, a realtor certification program. "That designation tells you they understand what a green home is, what features to look for and what questions to ask," says Pettitt.
Going green doesn't stop at your front door. You're less likely to use that greenhouse-gas-emitting car if you're within easy distance of restaurants, stores, schools and other services. Type an address intoWalkscore.com
to see how friendly your neighborhood is to walkers, bikers and public-transportation devotees. The Environmental Protection Agency's "Where You Live
" feature alerts you to problems within your zip code, from toxic chemical soil contamination to air and water pollution.
Getting Green to Go Green
More often than not, a home that's eco-friendly will be pricier than its traditional counterpart. But if you're determined to go green, a so-called energy-efficient mortgage can help finance the purchase.
Energy-efficient mortgages are federally recognized loans that increase buyer borrowing power in exchange for committing to energy-saving measures. These mortgages tend to be for larger amounts than what might otherwise be offered, with the idea that lower energy bills more than offset the increased monthly mortgage payments. "You pay as you save," explains Doris Ikl , founder of CMC Energy Services, an energy audit company. If the home is already energy efficient, these loans stretch your debt-to-income borrowing ratio and increase your maximum loan amount. If you're planning to upgrade an inefficient home, you can build the project costs into your mortgage.
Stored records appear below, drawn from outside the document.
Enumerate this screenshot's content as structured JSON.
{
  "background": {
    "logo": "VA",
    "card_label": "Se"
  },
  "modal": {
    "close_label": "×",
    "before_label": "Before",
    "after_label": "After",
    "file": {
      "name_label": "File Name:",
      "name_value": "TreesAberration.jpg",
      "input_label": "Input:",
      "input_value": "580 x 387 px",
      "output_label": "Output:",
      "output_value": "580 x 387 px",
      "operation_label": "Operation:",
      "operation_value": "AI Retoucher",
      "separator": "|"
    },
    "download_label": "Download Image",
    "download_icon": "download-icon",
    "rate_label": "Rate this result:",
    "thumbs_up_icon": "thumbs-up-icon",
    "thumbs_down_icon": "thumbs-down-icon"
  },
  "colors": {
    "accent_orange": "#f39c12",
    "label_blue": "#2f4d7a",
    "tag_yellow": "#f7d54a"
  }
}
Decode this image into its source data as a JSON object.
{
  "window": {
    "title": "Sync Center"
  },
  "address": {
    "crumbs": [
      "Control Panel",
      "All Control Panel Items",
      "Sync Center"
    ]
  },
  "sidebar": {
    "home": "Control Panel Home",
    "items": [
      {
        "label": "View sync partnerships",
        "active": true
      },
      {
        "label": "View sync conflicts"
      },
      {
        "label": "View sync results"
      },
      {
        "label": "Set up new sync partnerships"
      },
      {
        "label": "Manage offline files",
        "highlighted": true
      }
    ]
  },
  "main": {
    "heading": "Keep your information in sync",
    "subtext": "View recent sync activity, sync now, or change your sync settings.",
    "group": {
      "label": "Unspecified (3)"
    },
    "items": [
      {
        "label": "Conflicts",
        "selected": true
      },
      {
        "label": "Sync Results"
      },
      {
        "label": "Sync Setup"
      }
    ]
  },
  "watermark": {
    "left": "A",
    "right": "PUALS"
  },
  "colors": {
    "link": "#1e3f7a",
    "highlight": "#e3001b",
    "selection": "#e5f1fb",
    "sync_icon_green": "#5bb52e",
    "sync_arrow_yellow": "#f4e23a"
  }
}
Qualifying for an energy-efficient mortgage is another matter, cautions Ikl . For starters, you'll need to obtain your mortgage through specific affordable-housing lenders: Fannie Mae, Freddie Mac, the Federal Housing Administration or the Veteran's Administration. You must also secure a Department of Energy Home Energy Rating (average cost: $100 to $300) that documents the potential for significant savings with improvements. Check the yellow pages for an energy audit company certified in the rating system.